I felt uncomfortable as I read, mainly because my own conscience was pricked. I have been guilty of believing that as a mixed race woman, I wasn’t complicit in racism, but what Ben does so beautifully in this book is confront false beliefs whilst pointing to the way forward full of hope. The way forward is based not on tokenism or shows of diversity; but the kind of radical inclusion that Jesus demonstrated throughout his ministry.
This has to begin with a recognition of how the church has been complicit not only in historic racism, but in perpetuating oppression; through whitewashing of biblical characters (spoiler – Jesus was middle eastern and therefore not white!) and conforming christianity to white culture, rather than allowing it to be a diverse, inclusive movement.
He also highlights and explains the difficulties many black christians face within white majority or white led churches:
“The paradox for some black people is this: loving Jesus and understanding his amazing grace is one thing; loving the church, with its complicated racial history can be problematic.”
How can church be a safe place when it’s been so complicit in causing pain?
The best parts of “We Need to Talk About Race” are those which present how we can best serve those in minority communities – from ensuring that our leadership reflects our desire for inclusiveness (rather than having a token minority to salve our consciences), to not expecting people to leave their own cultures at the door and conform to how ‘we’ do church.
As the church, we must challenge racism in our pews and communities, because if we remain silent, we are perpetuating injustice that has been present for hundreds of years.
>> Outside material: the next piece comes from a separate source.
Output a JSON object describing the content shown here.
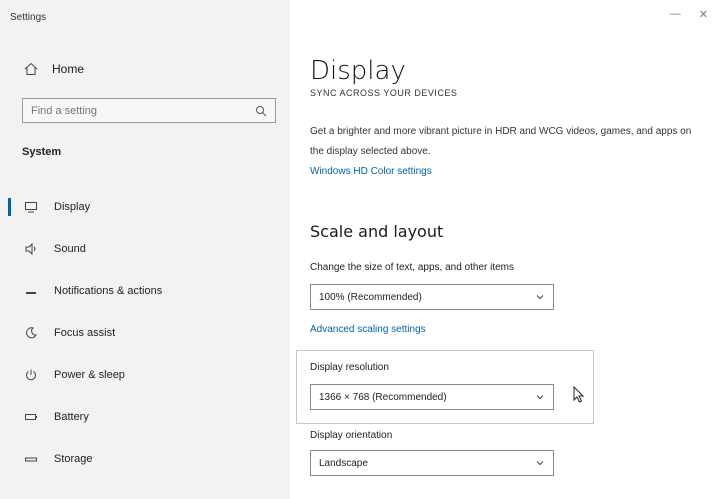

We have a lot of work to do, and Ben’s book is a brilliant starting point and manifesto should be on your summer reading list.